Biometrics or bio readers use fingerprints, iris scans, or some other physical identification that is unique to each individual. They are very difficult to reproduce and when an associate leaves the organization they are simply removed from the system. Since no other employee has the same physical identity, there is no worry of access being shared with others.
Another option for business owners is a card reader. Each employee is given their own badge which either can be slid through the reader or waived over a proximity reader. The proximity reader does not require as much contact as the regular slide reader. The slide reader works in much the same way that you would swipe a credit card when making a purchase. Using a centralized database, each zone or reader allows access to specific users depending on database entries.

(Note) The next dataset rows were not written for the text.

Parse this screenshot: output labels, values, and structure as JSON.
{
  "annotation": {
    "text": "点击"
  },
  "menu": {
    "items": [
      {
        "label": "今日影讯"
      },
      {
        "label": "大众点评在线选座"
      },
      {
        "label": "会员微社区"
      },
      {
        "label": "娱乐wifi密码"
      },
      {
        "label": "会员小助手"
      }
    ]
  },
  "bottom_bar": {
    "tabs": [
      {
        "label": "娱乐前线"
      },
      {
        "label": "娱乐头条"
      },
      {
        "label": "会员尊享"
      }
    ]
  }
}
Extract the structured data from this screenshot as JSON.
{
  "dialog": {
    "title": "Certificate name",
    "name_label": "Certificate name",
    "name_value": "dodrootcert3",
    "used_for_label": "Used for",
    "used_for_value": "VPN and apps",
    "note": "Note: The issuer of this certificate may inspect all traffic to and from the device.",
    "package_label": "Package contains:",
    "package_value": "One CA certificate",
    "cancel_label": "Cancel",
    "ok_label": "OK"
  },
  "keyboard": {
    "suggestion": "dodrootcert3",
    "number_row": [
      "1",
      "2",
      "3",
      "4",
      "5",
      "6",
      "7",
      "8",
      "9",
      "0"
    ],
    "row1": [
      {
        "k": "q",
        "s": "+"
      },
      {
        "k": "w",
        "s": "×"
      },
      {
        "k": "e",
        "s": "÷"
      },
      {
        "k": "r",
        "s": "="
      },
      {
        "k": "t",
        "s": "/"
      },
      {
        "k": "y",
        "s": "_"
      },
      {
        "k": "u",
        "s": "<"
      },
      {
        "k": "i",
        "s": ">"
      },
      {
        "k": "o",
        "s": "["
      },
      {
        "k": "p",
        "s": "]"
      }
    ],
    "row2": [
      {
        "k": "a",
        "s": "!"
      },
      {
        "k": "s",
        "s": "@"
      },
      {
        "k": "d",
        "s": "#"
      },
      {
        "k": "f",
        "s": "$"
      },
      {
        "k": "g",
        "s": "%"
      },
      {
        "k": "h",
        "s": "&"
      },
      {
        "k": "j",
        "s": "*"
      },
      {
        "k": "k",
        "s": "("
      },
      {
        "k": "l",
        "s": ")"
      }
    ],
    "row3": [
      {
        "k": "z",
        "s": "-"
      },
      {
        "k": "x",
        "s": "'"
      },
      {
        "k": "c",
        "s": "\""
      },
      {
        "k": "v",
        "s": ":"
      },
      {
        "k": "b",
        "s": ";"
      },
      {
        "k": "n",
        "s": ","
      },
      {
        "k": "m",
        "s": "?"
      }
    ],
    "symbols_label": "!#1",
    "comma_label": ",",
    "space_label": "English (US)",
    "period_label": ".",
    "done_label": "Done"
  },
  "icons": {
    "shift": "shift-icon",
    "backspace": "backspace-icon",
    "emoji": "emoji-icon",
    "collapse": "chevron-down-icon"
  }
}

Typically, these badges have the employee’s picture on the badge. This is useful for security personnel in identifying employees by matching the employee to the picture on the badge.
For smaller businesses, you could get away with the basic keypad that requires entry of a code for access to the building. This can be an economical and easy-to-use solution for those businesses that have a minimal number of employees. However, it’s always a good idea to change the code when an employee no longer works for the company. This same type of system is also useful for the home.
All access control systems work by releasing a locking mechanism when the badge is swiped, the bio reader recognizes the employee, or the proper code is entered. There are two types of locks that are typically used in access control systems. The first works with an electric strike that releases the lock when access is granted. This particular type of locking mechanism is usually cheaper and is suited for areas that do not require security verification upon exit.
Magnetic locks work best for areas that require security clearance for entering and exiting a secure area. This is done in many businesses where people are searched when leaving. This prevents someone from slipping through the exit with valuable items or sensitive data.
When shopping for an access control system, you need to consider the nature of your business and the sensitivity or value of the data and products that it contains. Understanding your security risks will largely determine the type of system you decide on and what is needed to implement it.